● ASSIGNMENT
Retype the data that follows exactly. No pictures belong in the copy.

● PROVIDED MATERIAL
▬▬▬▬▬▬▬▬▬▬
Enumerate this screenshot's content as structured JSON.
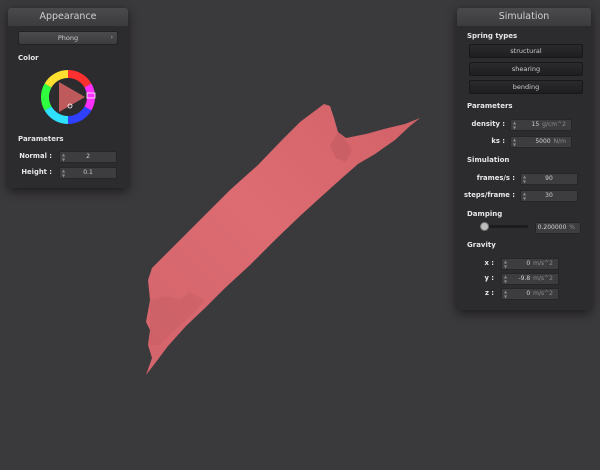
{
  "appearance": {
    "title": "Appearance",
    "shading_mode": "Phong",
    "color_label": "Color",
    "parameters_label": "Parameters",
    "normal": {
      "label": "Normal :",
      "value": "2"
    },
    "height": {
      "label": "Height :",
      "value": "0.1"
    },
    "color_hex": "#e06a6c"
  },
  "simulation": {
    "title": "Simulation",
    "spring_types_label": "Spring types",
    "springs": [
      "structural",
      "shearing",
      "bending"
    ],
    "parameters_label": "Parameters",
    "density": {
      "label": "density :",
      "value": "15",
      "unit": "g/cm^2"
    },
    "ks": {
      "label": "ks :",
      "value": "5000",
      "unit": "N/m"
    },
    "simulation_label": "Simulation",
    "frames": {
      "label": "frames/s :",
      "value": "90"
    },
    "steps": {
      "label": "steps/frame :",
      "value": "30"
    },
    "damping_label": "Damping",
    "damping": {
      "value": "0.200000",
      "unit": "%",
      "fraction": 0.02
    },
    "gravity_label": "Gravity",
    "gravity": {
      "x": {
        "label": "x :",
        "value": "0",
        "unit": "m/s^2"
      },
      "y": {
        "label": "y :",
        "value": "-9.8",
        "unit": "m/s^2"
      },
      "z": {
        "label": "z :",
        "value": "0",
        "unit": "m/s^2"
      }
    }
  },
  "cloth_color": "#d9686e"
}
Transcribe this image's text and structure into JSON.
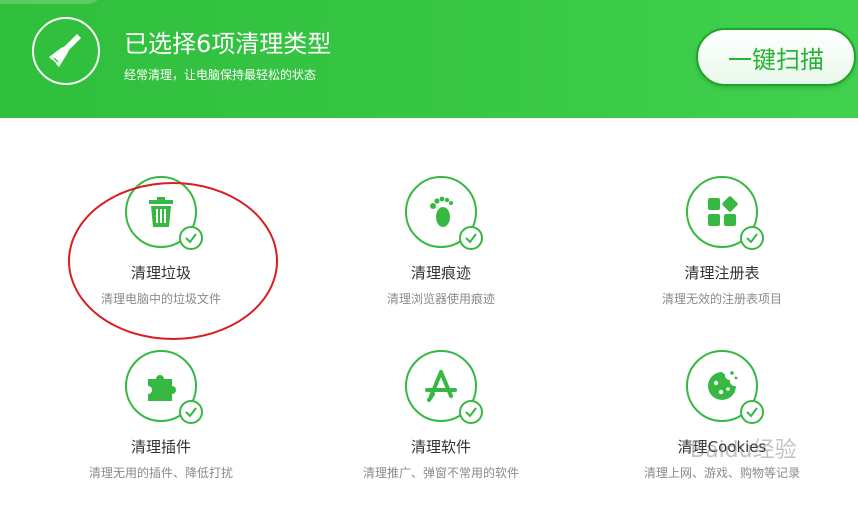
{
  "header": {
    "title": "已选择6项清理类型",
    "subtitle": "经常清理，让电脑保持最轻松的状态",
    "scan_button": "一键扫描"
  },
  "items": [
    {
      "title": "清理垃圾",
      "desc": "清理电脑中的垃圾文件",
      "icon": "trash-icon",
      "checked": true
    },
    {
      "title": "清理痕迹",
      "desc": "清理浏览器使用痕迹",
      "icon": "footprint-icon",
      "checked": true
    },
    {
      "title": "清理注册表",
      "desc": "清理无效的注册表项目",
      "icon": "registry-icon",
      "checked": true
    },
    {
      "title": "清理插件",
      "desc": "清理无用的插件、降低打扰",
      "icon": "puzzle-icon",
      "checked": true
    },
    {
      "title": "清理软件",
      "desc": "清理推广、弹窗不常用的软件",
      "icon": "app-icon",
      "checked": true
    },
    {
      "title": "清理Cookies",
      "desc": "清理上网、游戏、购物等记录",
      "icon": "cookie-icon",
      "checked": true
    }
  ],
  "watermark": "Baidu经验",
  "colors": {
    "accent": "#37b843",
    "header": "#38c745",
    "annotation": "#d81e1e"
  }
}
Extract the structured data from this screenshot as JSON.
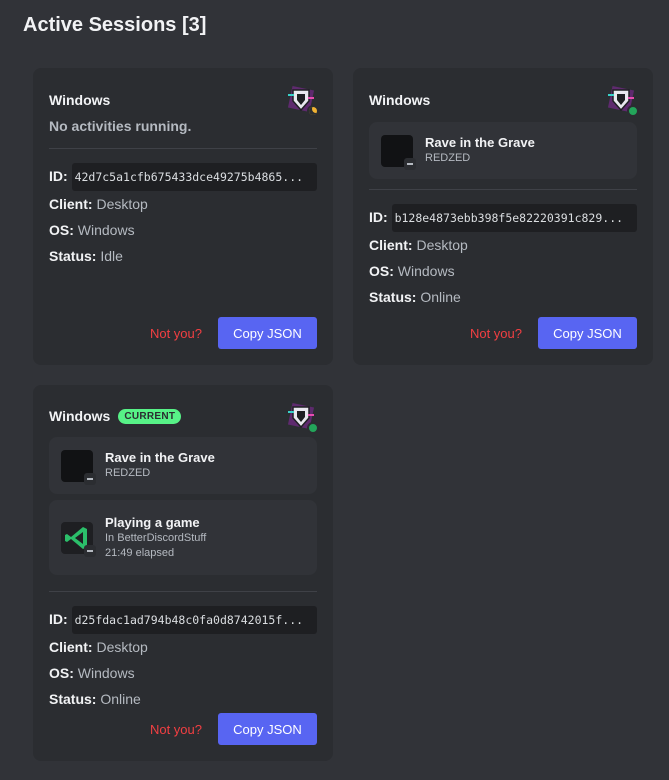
{
  "page_title": "Active Sessions [3]",
  "colors": {
    "background": "#313338",
    "card": "#2b2d31",
    "accent": "#5865f2",
    "danger": "#f23f42",
    "online": "#23a55a",
    "idle": "#f0b232",
    "current_badge": "#57f287"
  },
  "labels": {
    "id": "ID:",
    "client": "Client:",
    "os": "OS:",
    "status": "Status:",
    "not_you": "Not you?",
    "copy_json": "Copy JSON"
  },
  "sessions": [
    {
      "os_title": "Windows",
      "status_indicator": "idle",
      "no_activity_text": "No activities running.",
      "id": "42d7c5a1cfb675433dce49275b4865...",
      "client": "Desktop",
      "os": "Windows",
      "status": "Idle"
    },
    {
      "os_title": "Windows",
      "status_indicator": "online",
      "activities": [
        {
          "icon": "music-cover-icon",
          "title": "Rave in the Grave",
          "subtitle": "REDZED"
        }
      ],
      "id": "b128e4873ebb398f5e82220391c829...",
      "client": "Desktop",
      "os": "Windows",
      "status": "Online"
    },
    {
      "os_title": "Windows",
      "badge": "CURRENT",
      "status_indicator": "online",
      "activities": [
        {
          "icon": "music-cover-icon",
          "title": "Rave in the Grave",
          "subtitle": "REDZED"
        },
        {
          "icon": "vscode-icon",
          "title": "Playing a game",
          "subtitle": "In BetterDiscordStuff",
          "detail": "21:49 elapsed"
        }
      ],
      "id": "d25fdac1ad794b48c0fa0d8742015f...",
      "client": "Desktop",
      "os": "Windows",
      "status": "Online"
    }
  ]
}
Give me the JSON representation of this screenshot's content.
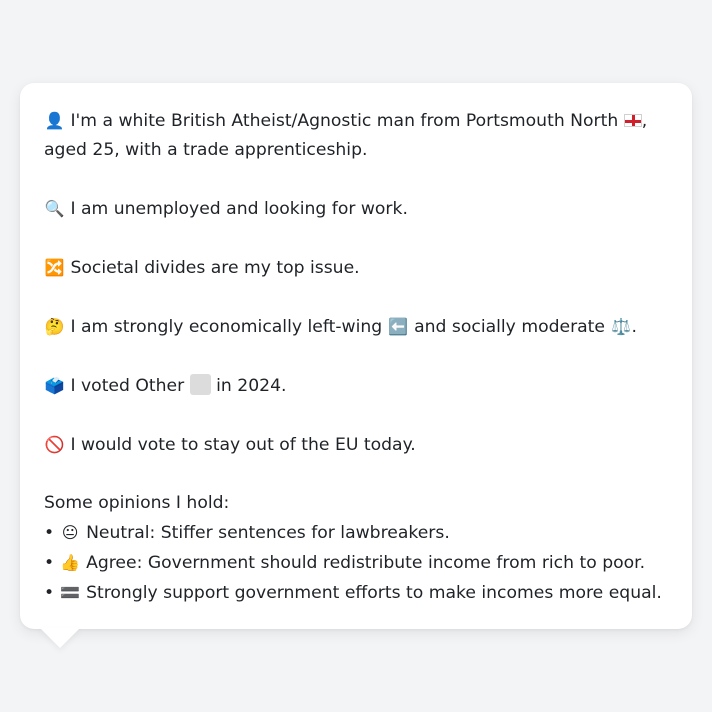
{
  "profile": {
    "identity": {
      "icon": "person-silhouette-icon",
      "text_before": "I'm a white British Atheist/Agnostic man from Portsmouth North",
      "flag_icon": "england-flag-icon",
      "text_after": ", aged 25, with a trade apprenticeship."
    },
    "employment": {
      "icon": "magnifying-glass-icon",
      "text": "I am unemployed and looking for work."
    },
    "top_issue": {
      "icon": "shuffle-icon",
      "text": "Societal divides are my top issue."
    },
    "ideology": {
      "icon": "thinking-face-icon",
      "text_part1": "I am strongly economically left-wing",
      "left_icon": "left-arrow-icon",
      "text_part2": "and socially moderate",
      "scales_icon": "balance-scale-icon",
      "text_end": "."
    },
    "vote_2024": {
      "icon": "ballot-box-icon",
      "text_before": "I voted Other",
      "party_icon": "gray-square-icon",
      "text_after": "in 2024."
    },
    "eu": {
      "icon": "prohibited-icon",
      "text": "I would vote to stay out of the EU today."
    },
    "opinions_heading": "Some opinions I hold:",
    "opinions": [
      {
        "bullet": "•",
        "icon": "neutral-face-icon",
        "text": "Neutral: Stiffer sentences for lawbreakers."
      },
      {
        "bullet": "•",
        "icon": "thumbs-up-icon",
        "text": "Agree: Government should redistribute income from rich to poor."
      },
      {
        "bullet": "•",
        "icon": "equals-icon",
        "text": "Strongly support government efforts to make incomes more equal."
      }
    ]
  },
  "colors": {
    "background": "#f3f4f6",
    "card": "#ffffff",
    "text": "#1f2328",
    "flag_red": "#d0202c"
  }
}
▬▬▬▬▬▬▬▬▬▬
● EXERCISE ANSWER
Enumerate this screenshot's content as structured JSON.
{
  "appearance": {
    "title": "Appearance",
    "shading_mode": "Phong",
    "color_label": "Color",
    "parameters_label": "Parameters",
    "normal": {
      "label": "Normal :",
      "value": "2"
    },
    "height": {
      "label": "Height :",
      "value": "0.1"
    },
    "color_hex": "#e06a6c"
  },
  "simulation": {
    "title": "Simulation",
    "spring_types_label": "Spring types",
    "springs": [
      "structural",
      "shearing",
      "bending"
    ],
    "parameters_label": "Parameters",
    "density": {
      "label": "density :",
      "value": "15",
      "unit": "g/cm^2"
    },
    "ks": {
      "label": "ks :",
      "value": "5000",
      "unit": "N/m"
    },
    "simulation_label": "Simulation",
    "frames": {
      "label": "frames/s :",
      "value": "90"
    },
    "steps": {
      "label": "steps/frame :",
      "value": "30"
    },
    "damping_label": "Damping",
    "damping": {
      "value": "0.200000",
      "unit": "%",
      "fraction": 0.02
    },
    "gravity_label": "Gravity",
    "gravity": {
      "x": {
        "label": "x :",
        "value": "0",
        "unit": "m/s^2"
      },
      "y": {
        "label": "y :",
        "value": "-9.8",
        "unit": "m/s^2"
      },
      "z": {
        "label": "z :",
        "value": "0",
        "unit": "m/s^2"
      }
    }
  },
  "cloth_color": "#d9686e"
}
Transcribe this image's text and structure into JSON.
{
  "header": {
    "title": "已选择6项清理类型",
    "subtitle": "经常清理，让电脑保持最轻松的状态",
    "scan_button": "一键扫描"
  },
  "items": [
    {
      "title": "清理垃圾",
      "desc": "清理电脑中的垃圾文件",
      "icon": "trash-icon",
      "checked": true
    },
    {
      "title": "清理痕迹",
      "desc": "清理浏览器使用痕迹",
      "icon": "footprint-icon",
      "checked": true
    },
    {
      "title": "清理注册表",
      "desc": "清理无效的注册表项目",
      "icon": "registry-icon",
      "checked": true
    },
    {
      "title": "清理插件",
      "desc": "清理无用的插件、降低打扰",
      "icon": "puzzle-icon",
      "checked": true
    },
    {
      "title": "清理软件",
      "desc": "清理推广、弹窗不常用的软件",
      "icon": "app-icon",
      "checked": true
    },
    {
      "title": "清理Cookies",
      "desc": "清理上网、游戏、购物等记录",
      "icon": "cookie-icon",
      "checked": true
    }
  ],
  "watermark": "Baidu经验",
  "colors": {
    "accent": "#37b843",
    "header": "#38c745",
    "annotation": "#d81e1e"
  }
}
Extract the structured data from this screenshot as JSON.
{
  "page_title": "Active Sessions [3]",
  "colors": {
    "background": "#313338",
    "card": "#2b2d31",
    "accent": "#5865f2",
    "danger": "#f23f42",
    "online": "#23a55a",
    "idle": "#f0b232",
    "current_badge": "#57f287"
  },
  "labels": {
    "id": "ID:",
    "client": "Client:",
    "os": "OS:",
    "status": "Status:",
    "not_you": "Not you?",
    "copy_json": "Copy JSON"
  },
  "sessions": [
    {
      "os_title": "Windows",
      "status_indicator": "idle",
      "no_activity_text": "No activities running.",
      "id": "42d7c5a1cfb675433dce49275b4865...",
      "client": "Desktop",
      "os": "Windows",
      "status": "Idle"
    },
    {
      "os_title": "Windows",
      "status_indicator": "online",
      "activities": [
        {
          "icon": "music-cover-icon",
          "title": "Rave in the Grave",
          "subtitle": "REDZED"
        }
      ],
      "id": "b128e4873ebb398f5e82220391c829...",
      "client": "Desktop",
      "os": "Windows",
      "status": "Online"
    },
    {
      "os_title": "Windows",
      "badge": "CURRENT",
      "status_indicator": "online",
      "activities": [
        {
          "icon": "music-cover-icon",
          "title": "Rave in the Grave",
          "subtitle": "REDZED"
        },
        {
          "icon": "vscode-icon",
          "title": "Playing a game",
          "subtitle": "In BetterDiscordStuff",
          "detail": "21:49 elapsed"
        }
      ],
      "id": "d25fdac1ad794b48c0fa0d8742015f...",
      "client": "Desktop",
      "os": "Windows",
      "status": "Online"
    }
  ]
}
Give me the JSON representation of this screenshot's content.
{
  "profile": {
    "identity": {
      "icon": "person-silhouette-icon",
      "text_before": "I'm a white British Atheist/Agnostic man from Portsmouth North",
      "flag_icon": "england-flag-icon",
      "text_after": ", aged 25, with a trade apprenticeship."
    },
    "employment": {
      "icon": "magnifying-glass-icon",
      "text": "I am unemployed and looking for work."
    },
    "top_issue": {
      "icon": "shuffle-icon",
      "text": "Societal divides are my top issue."
    },
    "ideology": {
      "icon": "thinking-face-icon",
      "text_part1": "I am strongly economically left-wing",
      "left_icon": "left-arrow-icon",
      "text_part2": "and socially moderate",
      "scales_icon": "balance-scale-icon",
      "text_end": "."
    },
    "vote_2024": {
      "icon": "ballot-box-icon",
      "text_before": "I voted Other",
      "party_icon": "gray-square-icon",
      "text_after": "in 2024."
    },
    "eu": {
      "icon": "prohibited-icon",
      "text": "I would vote to stay out of the EU today."
    },
    "opinions_heading": "Some opinions I hold:",
    "opinions": [
      {
        "bullet": "•",
        "icon": "neutral-face-icon",
        "text": "Neutral: Stiffer sentences for lawbreakers."
      },
      {
        "bullet": "•",
        "icon": "thumbs-up-icon",
        "text": "Agree: Government should redistribute income from rich to poor."
      },
      {
        "bullet": "•",
        "icon": "equals-icon",
        "text": "Strongly support government efforts to make incomes more equal."
      }
    ]
  },
  "colors": {
    "background": "#f3f4f6",
    "card": "#ffffff",
    "text": "#1f2328",
    "flag_red": "#d0202c"
  }
}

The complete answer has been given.